Estimated read time: 4 minutes
The Software as a Service (SaaS) market is exploding. So many tools – that often do the same thing. I can see why it’s exploding though:
- The right tools can make the lives of digital marketers a lot easier.
- There’s a lot of money to grab for SaaS companies with useful technology.
What is SaaS?
SaaS of course means that the companies own their products and you get a license to use them.Examples:
Using SaaS has advantages:
- The company maintains and updates their product (in theory)
- There can be large user groups that you can participate in and learn from
- You are highly dependent on the SaaS company. They update their product and you have to adjust.
- Pricing. They increase pricing and you might be stuck.
- Long-term contracts. I’m a big fan of the Netflix model as a consumer. I can come and go on a month by month basis. SaaS companies with business services try to lock you in.
Picking the right tool:
The biggest waste of money for companies is to do one of these:
- Hand SaaS tech down into an organization without advocates who will implement it. There is a hard cost here for software that might go unused.
- Too many committees ahead of time that slow down the process and a company spends all their money debating products they aren’t buying.
- Of course, those are the blacks and whites and we are living in a world of grays.
So here’s my process of how I would recommend companies to move forward:
1. Identity a problem
What isn’t working or costing too much?
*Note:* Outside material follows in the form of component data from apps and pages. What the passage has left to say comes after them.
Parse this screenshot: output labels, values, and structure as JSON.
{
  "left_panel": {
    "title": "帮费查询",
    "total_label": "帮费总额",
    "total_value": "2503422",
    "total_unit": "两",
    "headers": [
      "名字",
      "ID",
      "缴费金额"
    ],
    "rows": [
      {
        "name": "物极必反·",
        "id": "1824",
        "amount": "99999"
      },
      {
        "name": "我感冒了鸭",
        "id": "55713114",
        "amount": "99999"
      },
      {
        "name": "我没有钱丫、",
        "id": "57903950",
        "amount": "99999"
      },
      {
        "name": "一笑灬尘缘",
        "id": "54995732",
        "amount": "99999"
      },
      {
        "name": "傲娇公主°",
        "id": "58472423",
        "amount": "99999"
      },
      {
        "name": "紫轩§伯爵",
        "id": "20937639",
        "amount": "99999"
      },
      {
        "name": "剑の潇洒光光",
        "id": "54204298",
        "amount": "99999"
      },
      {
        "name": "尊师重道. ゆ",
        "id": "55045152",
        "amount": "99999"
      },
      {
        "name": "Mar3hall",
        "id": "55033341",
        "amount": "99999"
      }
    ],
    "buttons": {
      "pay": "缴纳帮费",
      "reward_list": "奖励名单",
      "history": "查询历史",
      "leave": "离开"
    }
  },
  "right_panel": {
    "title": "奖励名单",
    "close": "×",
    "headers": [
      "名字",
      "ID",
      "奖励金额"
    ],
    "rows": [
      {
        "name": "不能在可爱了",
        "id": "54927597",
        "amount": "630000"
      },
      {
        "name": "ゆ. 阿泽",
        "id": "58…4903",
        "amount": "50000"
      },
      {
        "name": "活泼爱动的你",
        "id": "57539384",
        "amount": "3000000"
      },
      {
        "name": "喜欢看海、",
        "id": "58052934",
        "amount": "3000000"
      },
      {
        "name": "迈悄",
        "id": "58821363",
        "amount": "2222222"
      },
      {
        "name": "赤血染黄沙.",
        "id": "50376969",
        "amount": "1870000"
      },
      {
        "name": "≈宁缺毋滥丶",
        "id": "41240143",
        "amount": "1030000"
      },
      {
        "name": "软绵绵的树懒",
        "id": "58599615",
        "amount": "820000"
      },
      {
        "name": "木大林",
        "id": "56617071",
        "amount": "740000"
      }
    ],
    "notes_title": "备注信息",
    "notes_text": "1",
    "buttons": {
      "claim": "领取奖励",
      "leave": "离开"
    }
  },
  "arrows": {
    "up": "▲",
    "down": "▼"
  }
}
What process is outdated? What process is inefficient?
2. Identity the champions
These are the leaders, budget managers but also people doing the work and that will help you implement the software and actually use it. Five people max!
3. Set the expectations
Here are everyone’s roles. Are you bought in? Just like exit row passengers on airplanes must give a verbal yes that they will help so must team members. Silence is not agreement.
Outline the problem that we are solving. In writing. Agree on it.
Determine a budget range.
Determine things to look for in a software.
Read next: Why do we think technology will be perfect?
4. Review SaaS candidates for review
You’ll end up with some of the obvious ones. Ones you’ve heard of and ones that are being recommended. Keep in mind that a software tool might not live up to the marketing hype. The marketing team and product teams might not be playing at the same level!
Determine which handful to review and what to judge them on.
Keep in mind that you are in the driver buyer seat. Don’t let them bamboozle you into a lengthy PowerPoint or waste 30 minutes to learn about you. You are there to learn about them.
The first deal breaker should be sales people that don’t adjust to you but are sticking to the script no matter what you say.
“Our office is on fire.”
“Okay, let me show you this next step.”
That’s snarky but you know what I’m talking about. The market is too saturated to deal with that!
Hang up and call somebody else! As nicely as possible, of course.
Document what you find in a spreadsheet. No novels in cells! Get to the point.
7. Review as a team
Discuss as a team and everyone votes.
8. Decision maker
Whomever has the final vote, feel free to take some time and then make a decision and report back to the team. And discuss an initial rollout plan.
9. Sign the deal and don’t forget to negotiate
That’s of course just the start. Software that isn’t being used and that doesn’t solve a problem or inefficiency is a waste of money.
Make sure the implementation gets started quickly and the team stays on board. Monthly meetings with the team that was involved in the decision might be worthwhile – especially if it was a size able purchase.
One final note: The best software is as intuitive as possible. It might not be as easy as the iPhone, but if it’s too difficult to use how will that help?
About the writer:
Christoph Trappe is an avid user of SaaS and all new technology. He’s a change agent that has worked in SaaS, publishing, digital marketing and journalism.
Text or WhatsApp him at 1-319-389-9853 with questions.